Financial Lobbying Should Be Banned
Public Citizen posted an article which clearly articulates why financial lobbying is a massive, likely top 5, problem facing democracies:
Big Tech, Big Cash: Washington’s New Power Players
An updated analysis of the rise in lobbying and campaign contributions from the Big Tech companies: Amazon, Apple, Facebook, and Google
“I can tell you [political spending] plays an important role. Not because the checks are big, but because the way the political process works. Politicians in the United States have events, they have weekend retreats, you have to write a check and then you’re invited and participate.“
So if you work in the government affairs team in the United States, you spend your weekends going to these events; you spend your evenings going to these dinners, and the reason you go is because the PAC writes a check.“
But out of that ongoing effort a relationship evolves and emerges and solidifies … I’m sometimes calling members and asking for their help on green cards, or on visa issues … Or the issues around national security, or privacy …

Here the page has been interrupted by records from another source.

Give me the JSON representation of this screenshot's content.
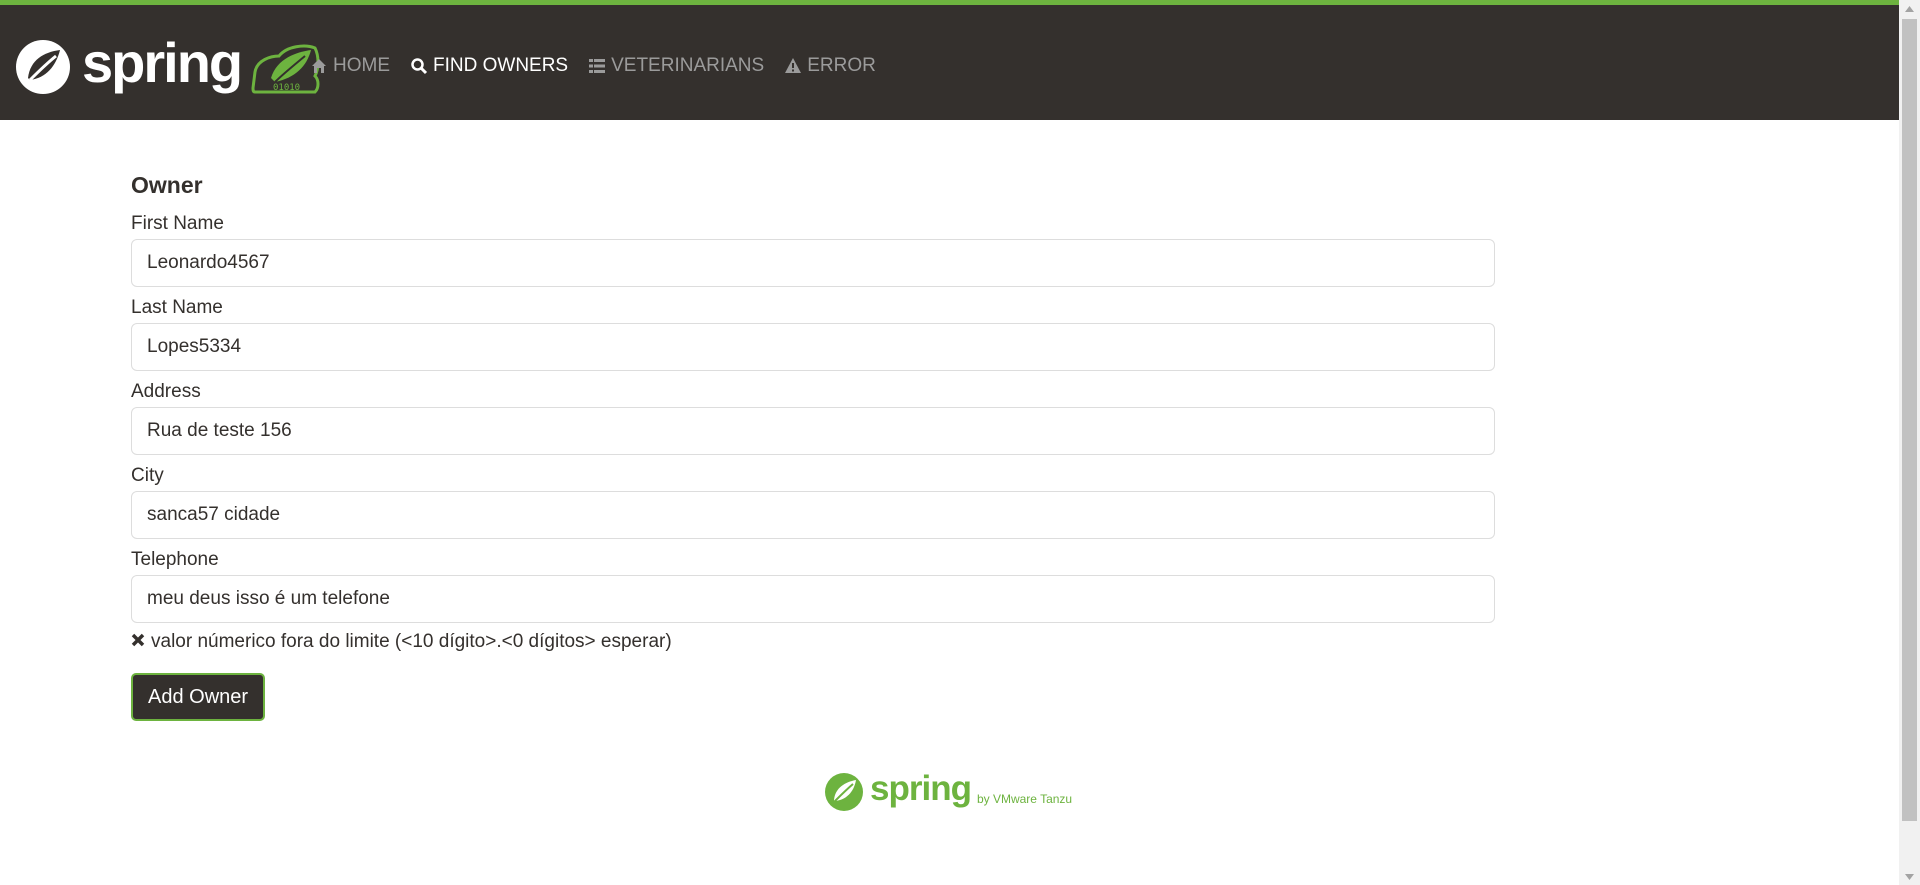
{
  "header": {
    "logo_text": "spring",
    "nav": [
      {
        "label": "HOME",
        "icon": "home-icon",
        "active": false
      },
      {
        "label": "FIND OWNERS",
        "icon": "search-icon",
        "active": true
      },
      {
        "label": "VETERINARIANS",
        "icon": "list-icon",
        "active": false
      },
      {
        "label": "ERROR",
        "icon": "warning-icon",
        "active": false
      }
    ]
  },
  "form": {
    "title": "Owner",
    "fields": [
      {
        "label": "First Name",
        "value": "Leonardo4567"
      },
      {
        "label": "Last Name",
        "value": "Lopes5334"
      },
      {
        "label": "Address",
        "value": "Rua de teste 156"
      },
      {
        "label": "City",
        "value": "sanca57 cidade"
      },
      {
        "label": "Telephone",
        "value": "meu deus isso é um telefone"
      }
    ],
    "telephone_error": "valor númerico fora do limite (<10 dígito>.<0 dígitos> esperar)",
    "submit_label": "Add Owner"
  },
  "footer": {
    "logo_text": "spring",
    "byline": "by VMware Tanzu"
  },
  "colors": {
    "brand_green": "#6db33f",
    "header_bg": "#34302d",
    "nav_inactive": "#9b9b9b"
  }
}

“There are times when I call people who I don’t personally know, and somebody will say ‘you know, your folks have always shown up for me at my events. And we have a good relationship. Let me see what I can do to help you.’”
– Brad Smith, President and Chief Legal Officer, Microsoft
“We had a hierarchy in my office in Congress. If you’re a lobbyist who never gave us money, I didn’t talk to you. If you’re a lobbyist who gave us money, I might talk to you.”
– Mick Mulvaney, former U.S. Representative
In recent years, Amazon, Apple, Facebook, and Google have all come under increased scrutiny for threatening our privacy, democracy, small businesses, and workers.
In the race to amass monopoly power in their respective markets, these corporations have developed predatory business practices that harvest user data for profit and facilitated discrimination by race, religion, national origin, age, and gender. Facebook and Google have wielded unprecedented influence over our democratic process. Amazon has been accused of subjecting workers to unsafe working conditions during COVID-19, while the plurality of its workforce is Black, brown, and/or non-white. All of these companies have killed, rather than fostered innovation.
Increased investments in Washington have allowed these monopolists to harm consumers, workers, and other businesses alike, with relatively little accountability to date. A report Public Citizen released in 2019 (covering up to the 2018 election cycle) detailed how Big Tech corporations have blanketed Capitol Hill with lobbyists and lavished members of Congress with campaign contributions.
Facebook and Amazon are now the two biggest corporate lobbying spenders in the country.
Big Tech has eclipsed yesterday’s big lobbying spenders, Big Oil and Big Tobacco. In 2020, Amazon and Facebook spent nearly twice as much as Exxon and Philip Morris on lobbying.
During the 2020 election cycle, Big Tech spent $124 million in lobbying and campaign contributions –– breaking its own records from past election cycles.
Nearly all (94%) members of Congress with jurisdiction over privacy and antitrust issues have received money from a Big Tech corporate PAC or lobbyist. In total, just in 2020, Big Tech PACs and lobbyists have contributed about $3.2 million to lawmakers tasked with regulating them.
You can’t have a functioning society when the governmental class that is supposed to regulate the entrepreneurial class is directly funded by the entrepreneurial class.
The interests of the people become the interests of the lobbyists:
- The government officials cannot get elected without the financial support of the financial elite (lobbyists).
- The financial elite make the government officials dependent on their funding.
- The government officials then prioritize lobbyists more than they do their own constituents.
- The constituents then have minimal to no representation in either their government or their institutions.
Lobbying, by itself, is a necessary evil. Groups or other independent units need to form together to protect their own interests in a rule by many society. Financial lobbying (writing checks to government officials), however, is not one of those necessities.
It is merely a method by which centralizers can secure even more power and privilege over the general population.
I spoke about this previously when describing the power cycle when institutions take control of a nation:
In rule by few frameworks, there are two options:
The government controls both the citizens and institutions (similar to a rule by one framework) [When the government is “the few”]
The institutions control both the citizens and the government [When the institutions are “the few”]
The institutions are the ones that lobby. They are the ones with the most money and power to do so effectively. Facebook, Google, Big Oil, Big Green, and the like.
When you combine both financial elites and political lobbying, you end up with the institutions controlling both the citizens (through direct institutional control) and the government (through indirectly controlling the representatives).
This is a rule by few. Better know as an oligarchy, aristocracy, or degenerative republic.
Which is what we now reside under. Which is why in any sustainable governmental system, financial lobbying could never be an allowable event.
The solution is not difficult, either. Simply ban it and mark campaign finance needs as a taxpayer cost. Each candidate gets a set amount per their specific election. No more or less can be spent or fundraised. For-profits cannot contribute to anything, at all, even privately. Private citizens and non-profits could use their own money up to a certain amount without restrictions. Centralizers could not.
The long-term savings of an approach like this would pay back well beyond the costs in societal sustainability and anti-corruption.